If you haven’t already experienced the joy of breaking in new boots…well, let’s just say “joy” is a rather strong word to use. The problem with tall boots is this–they’re made of out fabulous stiff leather so they can survive whatever the horsey equivalent of a nuclear holocaust is. But that same stiff leather means that when you first put them on, it’s like trying to walk with folded steel around your feet, which, of course, folds and pokes you in all the wrong places.
So how do you go about breaking them in to that wonderful point of such suppleness they wrap perfectly around your leg? Unfortunately, you just have to wear them. Wear them around the house, walk up and down stairs in them, go to work in them, do squats and ankle rolls in them–I’ve even heard of people going on bike rides in their new boots! The more movement you can put the boots through, the faster they’ll soften up.

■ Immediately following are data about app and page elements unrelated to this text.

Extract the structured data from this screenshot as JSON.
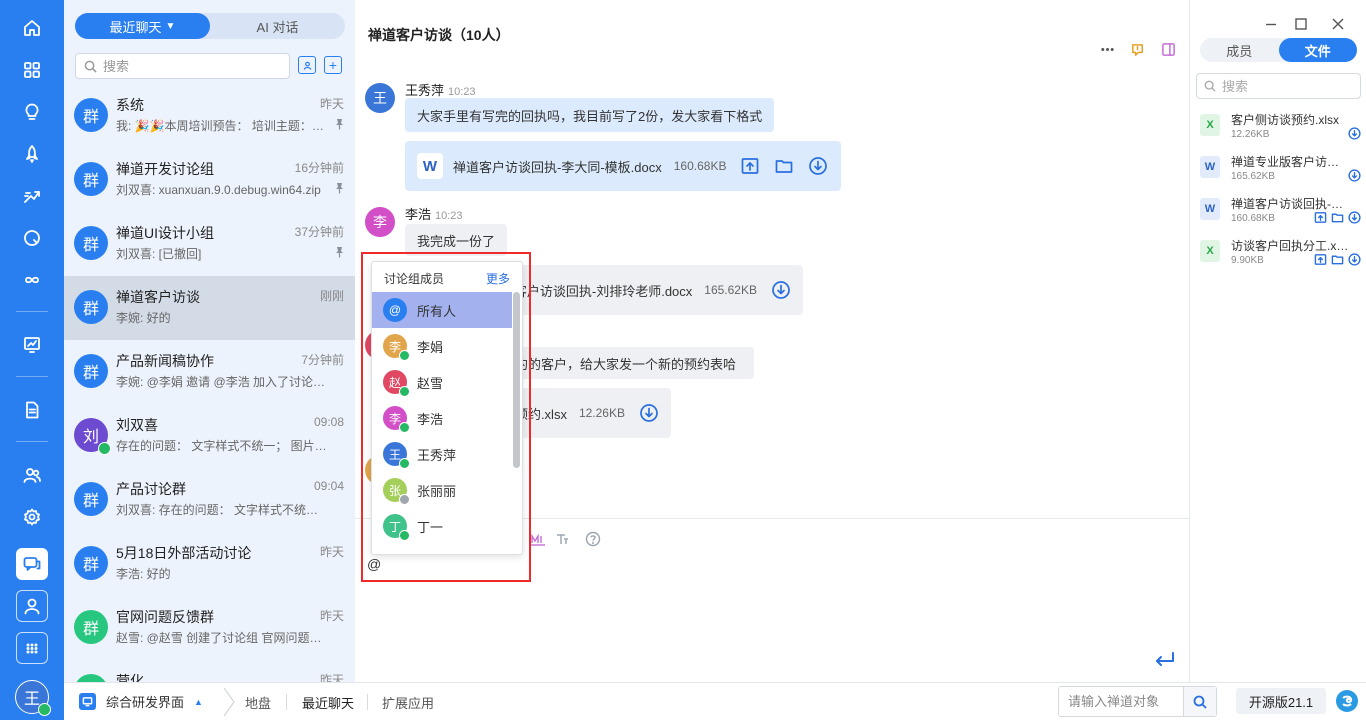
{
  "colors": {
    "brand": "#2a7ff0",
    "selected_row": "#a3b2ee",
    "highlight_box": "#ee2a2a",
    "online": "#25b964"
  },
  "rail": {
    "icons": [
      "home-icon",
      "apps-grid-icon",
      "lightbulb-icon",
      "rocket-icon",
      "sprint-icon",
      "search-circle-icon",
      "infinity-icon",
      "presentation-icon",
      "document-icon",
      "team-icon",
      "settings-icon",
      "chat-icon",
      "user-icon",
      "more-apps-icon"
    ],
    "user_avatar": "王"
  },
  "chat_list": {
    "tabs": [
      {
        "label": "最近聊天",
        "active": true
      },
      {
        "label": "AI 对话",
        "active": false
      }
    ],
    "search_placeholder": "搜索",
    "items": [
      {
        "avatar": "群",
        "color": "#2a7ff0",
        "name": "系统",
        "time": "昨天",
        "last": "我: 🎉🎉本周培训预告： 培训主题：…",
        "pinned": true
      },
      {
        "avatar": "群",
        "color": "#2a7ff0",
        "name": "禅道开发讨论组",
        "time": "16分钟前",
        "last": "刘双喜: xuanxuan.9.0.debug.win64.zip",
        "pinned": true
      },
      {
        "avatar": "群",
        "color": "#2a7ff0",
        "name": "禅道UI设计小组",
        "time": "37分钟前",
        "last": "刘双喜: [已撤回]",
        "pinned": true
      },
      {
        "avatar": "群",
        "color": "#2a7ff0",
        "name": "禅道客户访谈",
        "time": "刚刚",
        "last": "李婉: 好的",
        "pinned": false,
        "active": true
      },
      {
        "avatar": "群",
        "color": "#2a7ff0",
        "name": "产品新闻稿协作",
        "time": "7分钟前",
        "last": "李婉: @李娟 邀请 @李浩 加入了讨论组。",
        "pinned": false
      },
      {
        "avatar": "刘",
        "color": "#6d4bd1",
        "name": "刘双喜",
        "time": "09:08",
        "last": "存在的问题： 文字样式不统一； 图片大…",
        "pinned": false,
        "online": true
      },
      {
        "avatar": "群",
        "color": "#2a7ff0",
        "name": "产品讨论群",
        "time": "09:04",
        "last": "刘双喜: 存在的问题： 文字样式不统一；…",
        "pinned": false
      },
      {
        "avatar": "群",
        "color": "#2a7ff0",
        "name": "5月18日外部活动讨论",
        "time": "昨天",
        "last": "李浩: 好的",
        "pinned": false
      },
      {
        "avatar": "群",
        "color": "#28c77f",
        "name": "官网问题反馈群",
        "time": "昨天",
        "last": "赵雪: @赵雪 创建了讨论组 官网问题反…",
        "pinned": false
      },
      {
        "avatar": "群",
        "color": "#28c77f",
        "name": "营化",
        "time": "昨天",
        "last": "",
        "pinned": false
      }
    ]
  },
  "chat": {
    "title": "禅道客户访谈（10人）",
    "header_icons": [
      "more-icon",
      "notice-icon",
      "sidebar-toggle-icon"
    ],
    "messages": [
      {
        "avatar": "王",
        "color": "#3a76d8",
        "sender": "王秀萍",
        "time": "10:23",
        "text": "大家手里有写完的回执吗，我目前写了2份，发大家看下格式",
        "file": {
          "type": "W",
          "name": "禅道客户访谈回执-李大同-模板.docx",
          "size": "160.68KB"
        }
      },
      {
        "avatar": "李",
        "color": "#d24fc7",
        "sender": "李浩",
        "time": "10:23",
        "text": "我完成一份了",
        "file": {
          "type": "W",
          "name": "禅道客户访谈回执-刘排玲老师.docx",
          "size": "165.62KB"
        }
      },
      {
        "text": "有新约的客户，给大家发一个新的预约表哈",
        "file": {
          "type": "X",
          "name": "客户侧访谈预约.xlsx",
          "size": "12.26KB"
        }
      }
    ],
    "visible_fragments": {
      "file2": "客户访谈回执-刘排玲老师.docx",
      "text3": "约的客户，给大家发一个新的预约表哈",
      "file3": "预约.xlsx"
    },
    "input_value": "@",
    "toolbar_icons": [
      "emoji-icon",
      "font-size-icon",
      "help-icon"
    ]
  },
  "mention_popup": {
    "title": "讨论组成员",
    "more": "更多",
    "members": [
      {
        "name": "所有人",
        "avatar": "@",
        "color": "#2a7ff0",
        "selected": true,
        "status": "none"
      },
      {
        "name": "李娟",
        "avatar": "李",
        "color": "#e1a64b",
        "status": "online"
      },
      {
        "name": "赵雪",
        "avatar": "赵",
        "color": "#e04863",
        "status": "online"
      },
      {
        "name": "李浩",
        "avatar": "李",
        "color": "#d24fc7",
        "status": "online"
      },
      {
        "name": "王秀萍",
        "avatar": "王",
        "color": "#3a76d8",
        "status": "online"
      },
      {
        "name": "张丽丽",
        "avatar": "张",
        "color": "#a4cf5a",
        "status": "away"
      },
      {
        "name": "丁一",
        "avatar": "丁",
        "color": "#3fc38a",
        "status": "online"
      }
    ]
  },
  "right_panel": {
    "tabs": [
      {
        "label": "成员",
        "active": false
      },
      {
        "label": "文件",
        "active": true
      }
    ],
    "search_placeholder": "搜索",
    "files": [
      {
        "type": "X",
        "name": "客户侧访谈预约.xlsx",
        "size": "12.26KB",
        "actions": [
          "download"
        ]
      },
      {
        "type": "W",
        "name": "禅道专业版客户访谈回执.docx",
        "size": "165.62KB",
        "actions": [
          "download"
        ]
      },
      {
        "type": "W",
        "name": "禅道客户访谈回执-李大同.docx",
        "size": "160.68KB",
        "actions": [
          "open",
          "folder",
          "download"
        ]
      },
      {
        "type": "X",
        "name": "访谈客户回执分工.xlsx",
        "size": "9.90KB",
        "actions": [
          "open",
          "folder",
          "download"
        ]
      }
    ]
  },
  "bottom_bar": {
    "app_name": "综合研发界面",
    "tabs": [
      {
        "label": "地盘",
        "active": false
      },
      {
        "label": "最近聊天",
        "active": true
      },
      {
        "label": "扩展应用",
        "active": false
      }
    ],
    "search_placeholder": "请输入禅道对象",
    "version": "开源版21.1"
  }
}
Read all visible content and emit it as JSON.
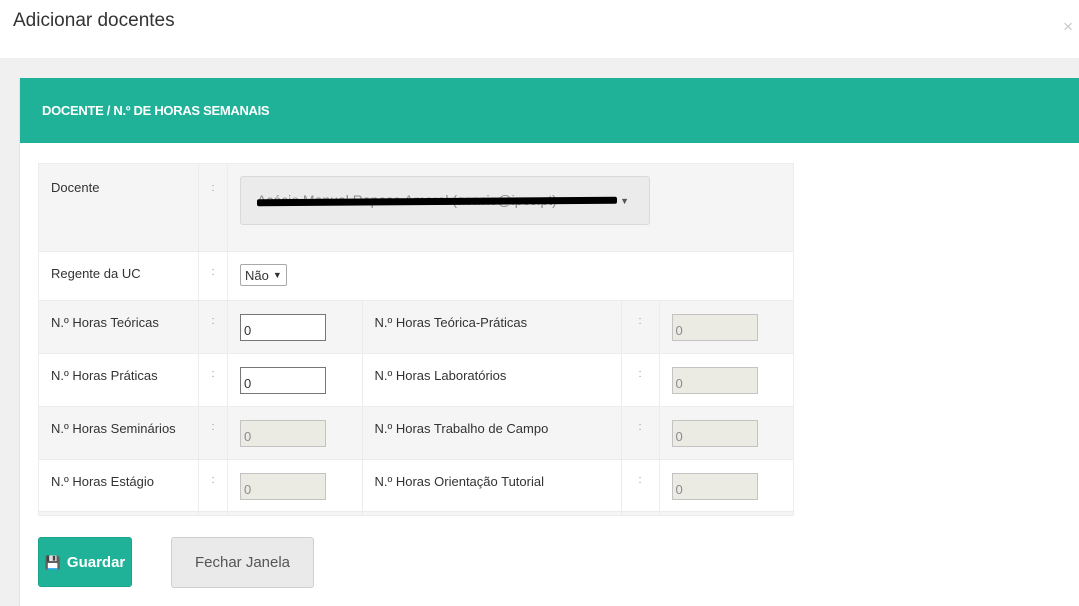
{
  "modal": {
    "title": "Adicionar docentes",
    "close_glyph": "×"
  },
  "panel": {
    "title": "DOCENTE / N.º DE HORAS SEMANAIS"
  },
  "form": {
    "colon": ":",
    "docente": {
      "label": "Docente",
      "value": "Acácio Manuel Raposo Amaral (acacio@ipcc.pt)",
      "redacted": true
    },
    "regente": {
      "label": "Regente da UC",
      "value": "Não",
      "caret": "▼"
    },
    "rows": [
      {
        "left": {
          "label": "N.º Horas Teóricas",
          "value": "0",
          "disabled": false
        },
        "right": {
          "label": "N.º Horas Teórica-Práticas",
          "value": "0",
          "disabled": true
        }
      },
      {
        "left": {
          "label": "N.º Horas Práticas",
          "value": "0",
          "disabled": false
        },
        "right": {
          "label": "N.º Horas Laboratórios",
          "value": "0",
          "disabled": true
        }
      },
      {
        "left": {
          "label": "N.º Horas Seminários",
          "value": "0",
          "disabled": true
        },
        "right": {
          "label": "N.º Horas Trabalho de Campo",
          "value": "0",
          "disabled": true
        }
      },
      {
        "left": {
          "label": "N.º Horas Estágio",
          "value": "0",
          "disabled": true
        },
        "right": {
          "label": "N.º Horas Orientação Tutorial",
          "value": "0",
          "disabled": true
        }
      }
    ]
  },
  "buttons": {
    "save_label": "Guardar",
    "save_icon": "floppy-disk-icon",
    "close_label": "Fechar Janela"
  },
  "colors": {
    "accent": "#1fb298",
    "page_bg": "#f0f0f0"
  }
}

Leather conditioner and leather oil can help speed up this whole process. If you use straight oil (like neatsfoot oil, my favorite leather oil) lay it on thick and leave it to soak in for at least a few hours. Wipe off the excess oil before you put them back on. With a leather conditioner, put on as much as you can rub into the leather. Really focus on the ankle area, as this is where the most movement happens.
The only other thing you can do to ease the break-in is to protect your poor little feet. Moleskin and other similar products can protect against blistering and painful rubbing. Good socks especially meant for tall boots also help reduce awkward rubbing.
Bon voyage with your new boots!
Tack is just a fancy word for the equipment you put on a horse. And you can imagine that anything you strap onto a sweating, dusty horse is soon going to need to be cleaned! Cleaning your tack does three important things:
1. keeps you looking good!
2. keeps your tack strong and supple.
3. keeps your tack from rubbing your horse’s sensitive skin.
Dirt and sweat can make leather crack and break, not to mention giving your poor pony sores. So don’t be afraid to buckle down and scrub up. To help you out, here’s a two-part video of how to clean your tack. Let me know if you’ve got any questions. Happy sudsing!